Jan 14, 2010, 2:27 PM
Aiming to generate wealth, improve food security and accelerate socio-economic development for Africa's people, African ministers of fisheries are meeting, for the first time, in Banjul on production and marketing strategies for fish and aquaculture production.
The conference, which comes in the wake of tremendous progress registered by the continent since 2005 in restoring fisheries and aquaculture on the priority of national and regional development, is organised by the Department of the Rural Economy and Agriculture of the African Union Commission (AUC) in collaboration with the New Partnership for Africa's Development (NEPAD).
Presently under way at the Sheraton Hotel in Brufut, the conference, among others, aims to facilitate information sharing in selected technical areas, and engage participants at political level to ensure dialogue and a concerted voice on critical development issues in the sector.

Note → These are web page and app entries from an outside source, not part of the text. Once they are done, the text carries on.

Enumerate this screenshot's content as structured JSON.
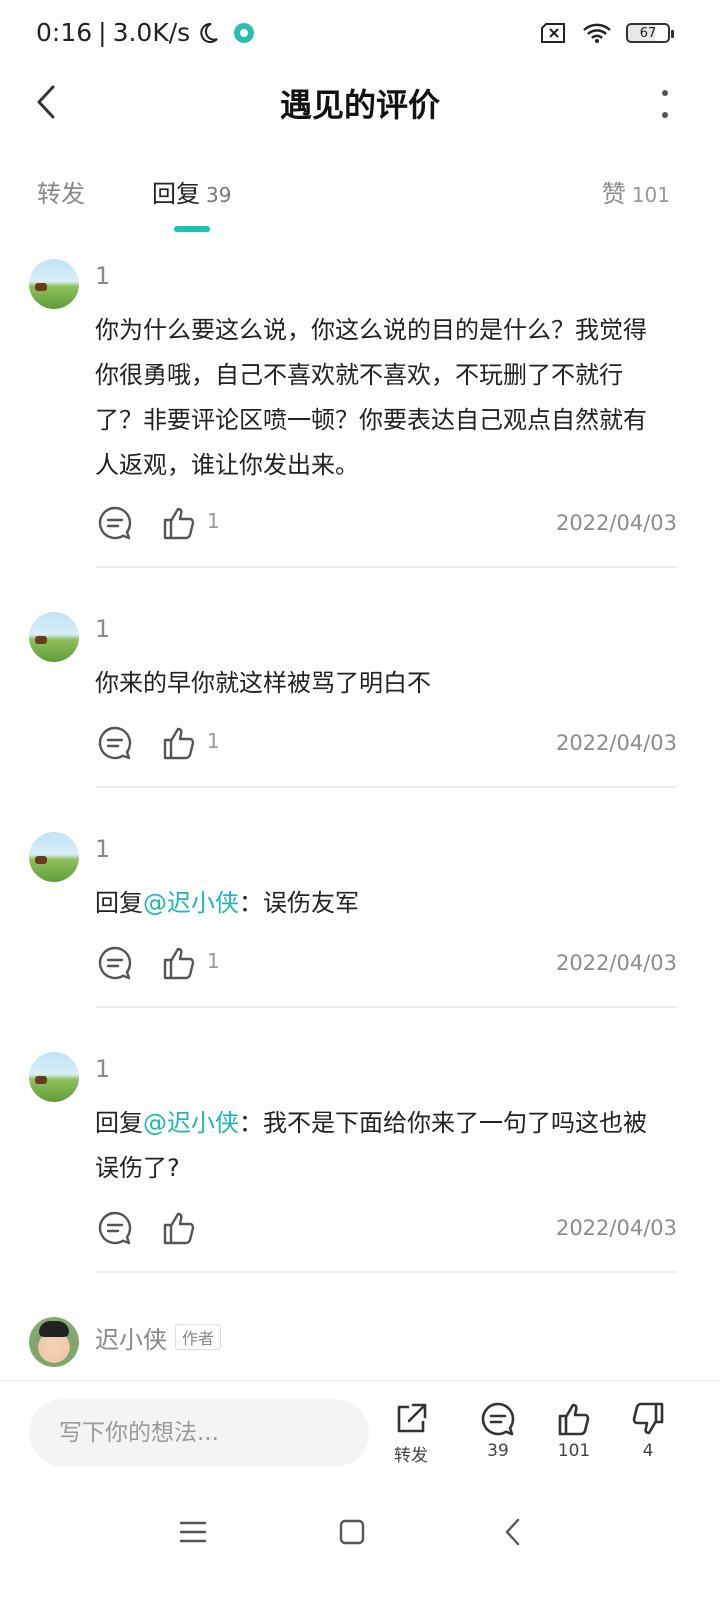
{
  "status_bar": {
    "time": "0:16",
    "speed": "3.0K/s",
    "battery": "67"
  },
  "header": {
    "title": "遇见的评价"
  },
  "tabs": {
    "repost_label": "转发",
    "reply_label": "回复",
    "reply_count": "39",
    "like_label": "赞",
    "like_count": "101"
  },
  "comments": [
    {
      "name": "1",
      "text": "你为什么要这么说，你这么说的目的是什么？我觉得你很勇哦，自己不喜欢就不喜欢，不玩删了不就行了？非要评论区喷一顿？你要表达自己观点自然就有人返观，谁让你发出来。",
      "likes": "1",
      "date": "2022/04/03"
    },
    {
      "name": "1",
      "text": "你来的早你就这样被骂了明白不",
      "likes": "1",
      "date": "2022/04/03"
    },
    {
      "name": "1",
      "reply_prefix": "回复",
      "mention": "@迟小侠",
      "text": "：误伤友军",
      "likes": "1",
      "date": "2022/04/03"
    },
    {
      "name": "1",
      "reply_prefix": "回复",
      "mention": "@迟小侠",
      "text": "：我不是下面给你来了一句了吗这也被误伤了?",
      "likes": "",
      "date": "2022/04/03"
    },
    {
      "name": "迟小侠",
      "tag": "作者"
    }
  ],
  "bottom_bar": {
    "input_placeholder": "写下你的想法...",
    "repost_label": "转发",
    "comment_count": "39",
    "like_count": "101",
    "dislike_count": "4"
  },
  "colors": {
    "accent": "#1fb7b1",
    "text": "#222222",
    "secondary": "#8c8c8c"
  },
  "icons": [
    "back-arrow-icon",
    "more-vertical-icon",
    "comment-icon",
    "thumbs-up-icon",
    "share-icon",
    "thumbs-down-icon",
    "menu-icon",
    "home-square-icon",
    "nav-back-icon"
  ]
}
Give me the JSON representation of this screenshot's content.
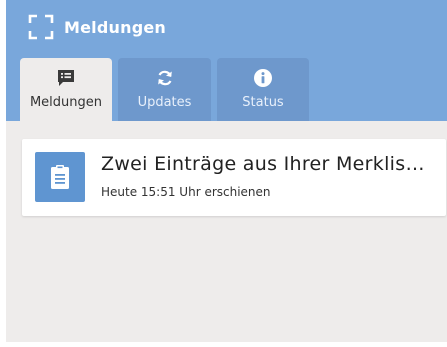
{
  "header": {
    "app_title": "Meldungen",
    "icon": "expand-corners-icon",
    "background_color": "#79a7db"
  },
  "tabs": [
    {
      "label": "Meldungen",
      "icon": "message-list-icon",
      "active": true
    },
    {
      "label": "Updates",
      "icon": "sync-icon",
      "active": false
    },
    {
      "label": "Status",
      "icon": "info-icon",
      "active": false
    }
  ],
  "notifications": [
    {
      "icon": "clipboard-icon",
      "title": "Zwei Einträge aus Ihrer Merklis…",
      "subtitle": "Heute 15:51 Uhr erschienen"
    }
  ],
  "colors": {
    "accent": "#5f95d1",
    "content_background": "#eeeceb"
  }
}
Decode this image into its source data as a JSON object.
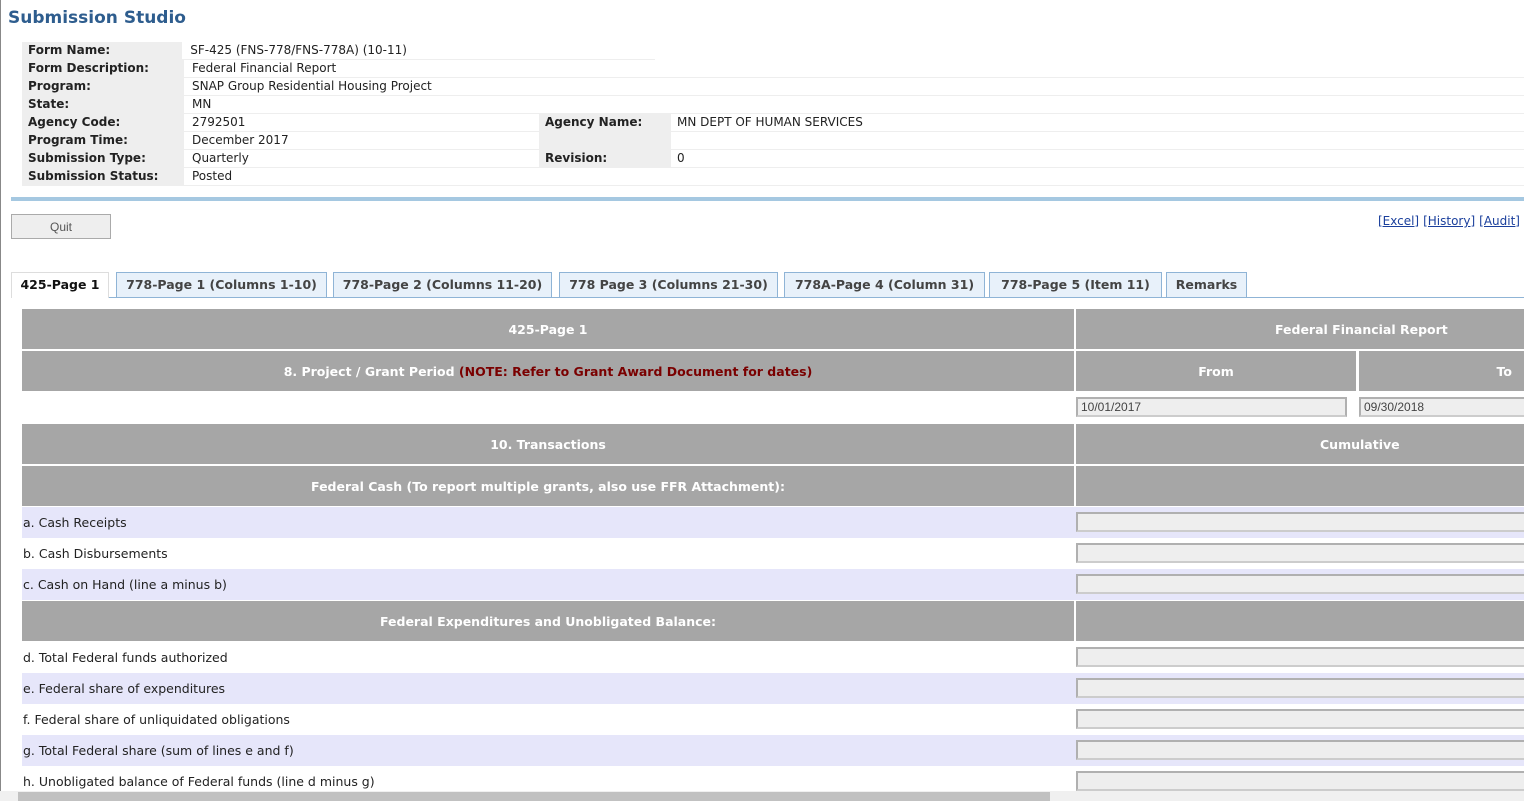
{
  "app_title": "Submission Studio",
  "info": {
    "form_name": {
      "label": "Form Name:",
      "value": "SF-425 (FNS-778/FNS-778A) (10-11)"
    },
    "form_description": {
      "label": "Form Description:",
      "value": "Federal Financial Report"
    },
    "program": {
      "label": "Program:",
      "value": "SNAP Group Residential Housing Project"
    },
    "state": {
      "label": "State:",
      "value": "MN"
    },
    "agency_code": {
      "label": "Agency Code:",
      "value": "2792501"
    },
    "agency_name": {
      "label": "Agency Name:",
      "value": "MN DEPT OF HUMAN SERVICES"
    },
    "program_time": {
      "label": "Program Time:",
      "value": "December 2017"
    },
    "submission_type": {
      "label": "Submission Type:",
      "value": "Quarterly"
    },
    "revision": {
      "label": "Revision:",
      "value": "0"
    },
    "submission_status": {
      "label": "Submission Status:",
      "value": "Posted"
    }
  },
  "toolbar": {
    "quit_label": "Quit",
    "links": [
      "[Excel]",
      "[History]",
      "[Audit]"
    ]
  },
  "tabs": [
    "425-Page 1",
    "778-Page 1 (Columns 1-10)",
    "778-Page 2 (Columns 11-20)",
    "778 Page 3 (Columns 21-30)",
    "778A-Page 4 (Column 31)",
    "778-Page 5 (Item 11)",
    "Remarks"
  ],
  "form": {
    "page_header": "425-Page 1",
    "report_header": "Federal Financial Report",
    "period_label": "8. Project / Grant Period",
    "period_note": "(NOTE: Refer to Grant Award Document for dates)",
    "from_label": "From",
    "to_label": "To",
    "from_value": "10/01/2017",
    "to_value": "09/30/2018",
    "transactions_label": "10. Transactions",
    "cumulative_label": "Cumulative",
    "federal_cash_label": "Federal Cash (To report multiple grants, also use FFR Attachment):",
    "expenditures_label": "Federal Expenditures and Unobligated Balance:",
    "lines": [
      "a. Cash Receipts",
      "b. Cash Disbursements",
      "c. Cash on Hand (line a minus b)",
      "d. Total Federal funds authorized",
      "e. Federal share of expenditures",
      "f. Federal share of unliquidated obligations",
      "g. Total Federal share (sum of lines e and f)",
      "h. Unobligated balance of Federal funds (line d minus g)"
    ]
  }
}
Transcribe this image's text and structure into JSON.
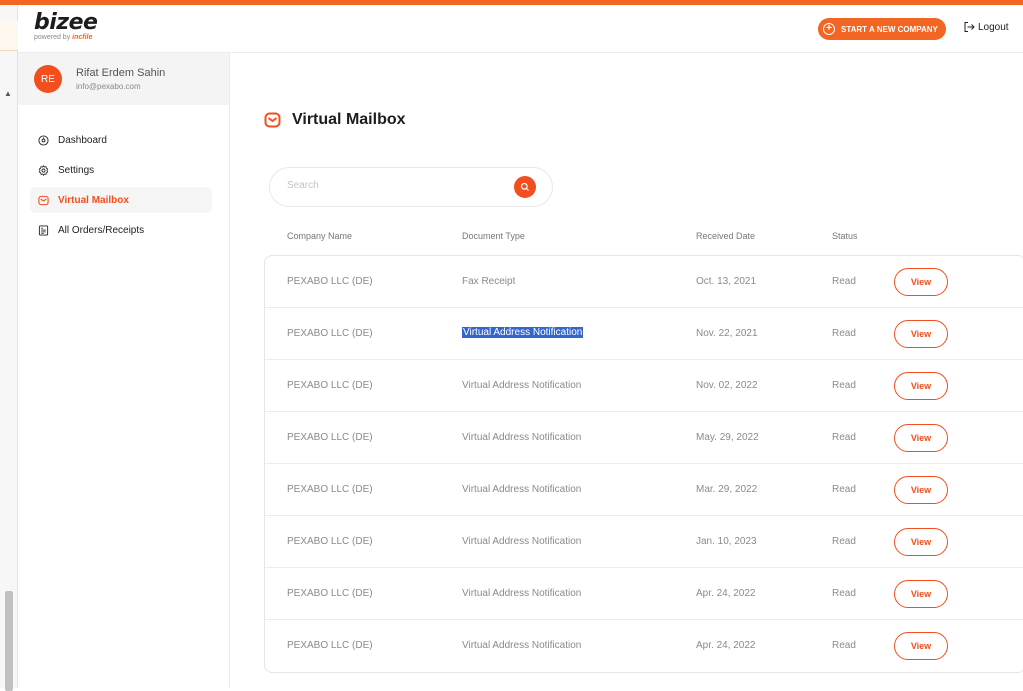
{
  "header": {
    "brand": "bizee",
    "powered_prefix": "powered by",
    "powered_brand": "incfile",
    "start_button": "START A NEW COMPANY",
    "logout": "Logout"
  },
  "user": {
    "initials": "RE",
    "name": "Rifat Erdem Sahin",
    "email": "info@pexabo.com"
  },
  "nav": [
    {
      "label": "Dashboard",
      "icon": "dashboard-icon",
      "active": false
    },
    {
      "label": "Settings",
      "icon": "gear-icon",
      "active": false
    },
    {
      "label": "Virtual Mailbox",
      "icon": "mailbox-icon",
      "active": true
    },
    {
      "label": "All Orders/Receipts",
      "icon": "receipt-icon",
      "active": false
    }
  ],
  "page": {
    "title": "Virtual Mailbox",
    "search_placeholder": "Search"
  },
  "table": {
    "headers": [
      "Company Name",
      "Document Type",
      "Received Date",
      "Status"
    ],
    "view_label": "View",
    "rows": [
      {
        "company": "PEXABO LLC (DE)",
        "doc": "Fax Receipt",
        "date": "Oct. 13, 2021",
        "status": "Read",
        "selected": false
      },
      {
        "company": "PEXABO LLC (DE)",
        "doc": "Virtual Address Notification",
        "date": "Nov. 22, 2021",
        "status": "Read",
        "selected": true
      },
      {
        "company": "PEXABO LLC (DE)",
        "doc": "Virtual Address Notification",
        "date": "Nov. 02, 2022",
        "status": "Read",
        "selected": false
      },
      {
        "company": "PEXABO LLC (DE)",
        "doc": "Virtual Address Notification",
        "date": "May. 29, 2022",
        "status": "Read",
        "selected": false
      },
      {
        "company": "PEXABO LLC (DE)",
        "doc": "Virtual Address Notification",
        "date": "Mar. 29, 2022",
        "status": "Read",
        "selected": false
      },
      {
        "company": "PEXABO LLC (DE)",
        "doc": "Virtual Address Notification",
        "date": "Jan. 10, 2023",
        "status": "Read",
        "selected": false
      },
      {
        "company": "PEXABO LLC (DE)",
        "doc": "Virtual Address Notification",
        "date": "Apr. 24, 2022",
        "status": "Read",
        "selected": false
      },
      {
        "company": "PEXABO LLC (DE)",
        "doc": "Virtual Address Notification",
        "date": "Apr. 24, 2022",
        "status": "Read",
        "selected": false
      }
    ]
  },
  "colors": {
    "accent": "#f24e1e",
    "selection": "#3366cc"
  }
}
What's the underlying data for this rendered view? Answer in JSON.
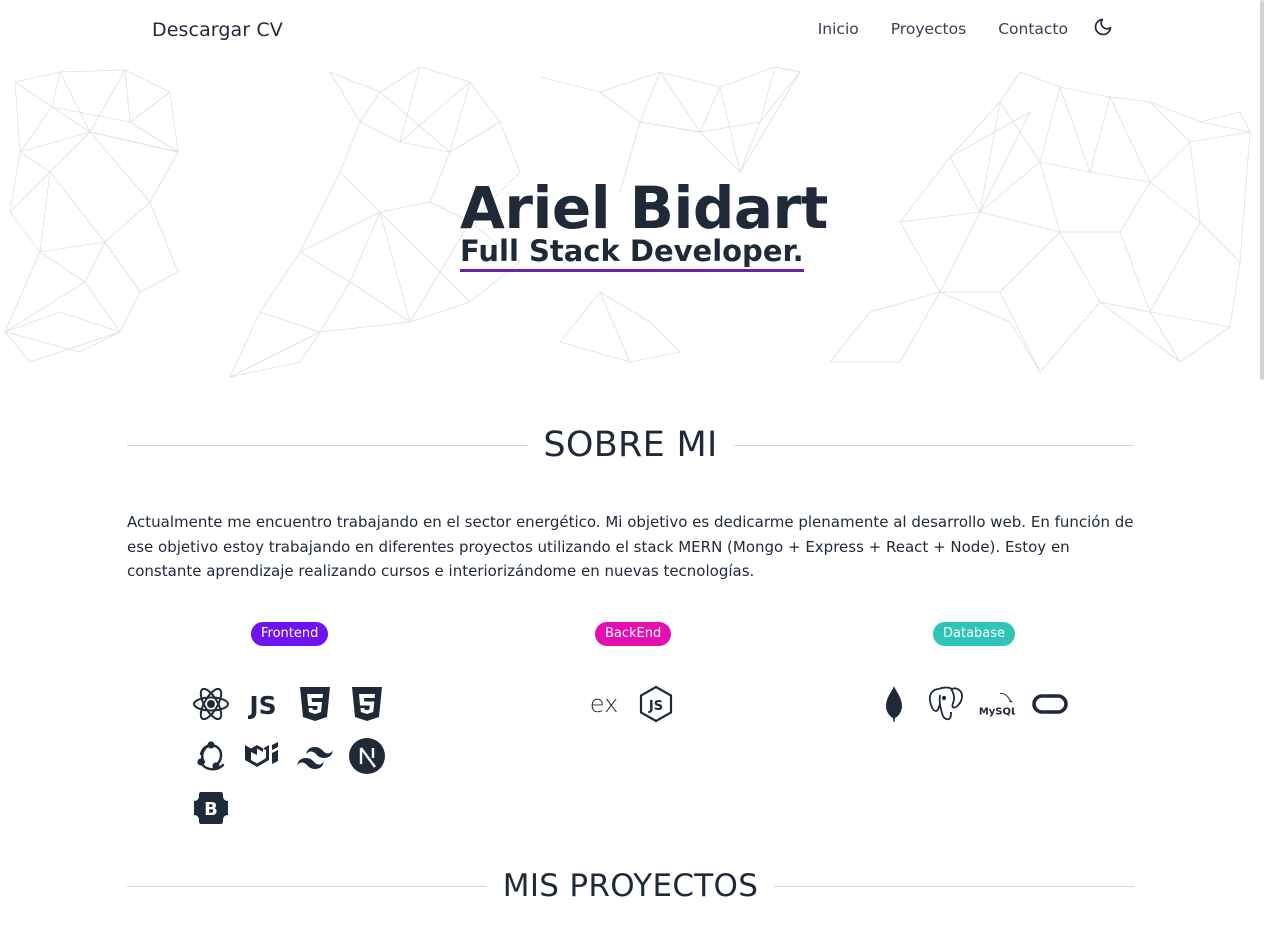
{
  "nav": {
    "brand": "Descargar CV",
    "links": [
      "Inicio",
      "Proyectos",
      "Contacto"
    ],
    "theme_icon": "moon-icon"
  },
  "hero": {
    "name": "Ariel Bidart",
    "role": "Full Stack Developer."
  },
  "about": {
    "title": "SOBRE MI",
    "text": "Actualmente me encuentro trabajando en el sector energético. Mi objetivo es dedicarme plenamente al desarrollo web. En función de ese objetivo estoy trabajando en diferentes proyectos utilizando el stack MERN (Mongo + Express + React + Node). Estoy en constante aprendizaje realizando cursos e interiorizándome en nuevas tecnologías."
  },
  "skills": {
    "frontend": {
      "label": "Frontend",
      "color": "#6d13f0",
      "icons": [
        "react-icon",
        "javascript-icon",
        "html5-icon",
        "css3-icon",
        "redux-icon",
        "material-ui-icon",
        "tailwind-icon",
        "nextjs-icon",
        "bootstrap-icon"
      ]
    },
    "backend": {
      "label": "BackEnd",
      "color": "#e40fb0",
      "icons": [
        "express-icon",
        "nodejs-icon"
      ]
    },
    "database": {
      "label": "Database",
      "color": "#2ec4b6",
      "icons": [
        "mongodb-icon",
        "postgresql-icon",
        "mysql-icon",
        "oracle-icon"
      ],
      "mysql_text": "MySQL"
    }
  },
  "projects": {
    "title": "MIS PROYECTOS"
  }
}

In his remarks to officially open the meeting of experts, Lamin Kaba Bajo, Minister of Fisheries and National Assembly Matters underscored the immense contributions of the fisheries sector towards African development, noting that the sector makes a vital contribution to food and nutrition security for over 200 million Africans, and provides income for over 10 million Africans who are engaged in fish production, processing and trade.
According to Minister Bajo, despite fish being the leading export commodity for Africa, the benefits are still at risk as the exploitation of natural fish stocks are reaching their catch limits, and aquaculture production is yet to attain its potential.
"This meeting will help a lot in finding solutions through exchange of ideas and experiences, sharing knowledge and understanding of some important technical and policy issues for defining solutions for the sustainable exploitation of our fisheries resources and the development of aquaculture," he said.
Dr. Babagana Ahmadu, FAO country representative, in a statement said the fact that 10 million Africans get their livelihoods or employment from the fishing industry is enough evidence of the importance of fishing in African economies. The fisheries sector, he added, makes a vital contribution to meeting the food and nutrition security needs of millions of Africans, and has become a leading export commodity with an annual export value of US$2.7 billion.
According to the FAO official, the per capita fish supplies against increasing demands are dropping, and the increase in illegal marine fisheries by foreign ships is on the increase, threatening the livelihood of millions in Africa.
Africa, he said, presents an untapped investment frontier for aquaculture, and that most countries are doing a lot to stimulate the industry.
"The African fisheries sector has the potential to contribute about 6% of the continents annual economic growth, and yet Africa has a low capacity to deal with this challenge because of shortage of information, technology, skills, economic resources and threat by climate change, among others," Dr. Ahmadu added.
Tim Bostock, DfID's Fisheries Advisor, said the failure of fisheries to generate wealth and contribute sustainably to national growth is far from being an African problem. "Take the parlous state of many European fisheries. In the UK, although we have dealt effectively with illegal fishing, a recent study demonstrated just how unproductive our fishing industry actually is," he stated, adding that this indicates that structural reforms towards more effective rights had the potentials to deliver a considerable hike in economic returns from a fleet size approximately half of its currents capacity-achieving more with far less.
Dr. Ibrahim Assane Mayaki, Chief Executive Officer NEPAD Planning and Co-ordinating Agency, urged the delegates to make best use of the forum to come up with clear recommendations to accelerate the development of the fisheries sub-sector.
Dr. Mayaki noted that many regional economic communities have now finalised their CAADP Compacts with his agency, and many of the countries have chosen fisheries as one of the key drivers of the agricultural growth.
Tumusimi Roda Peace, Commissioner for Rural Economy and Agriculture of the African Union Commission, in a statement called for the need for expertise to devise the most sustainable options that will help the continent optimise its fisheries wealth and resources.
According to him, the success attained so far is the product of the many summits calling for reduction of poverty and food security in Africa. He added that fisheries and other aquatic resources will always complement the food basket approach to food security, as well as alleviation of poverty among fisher folks.
The meeting of experts will be followed by that of AU ministers of fisheries on Thursday.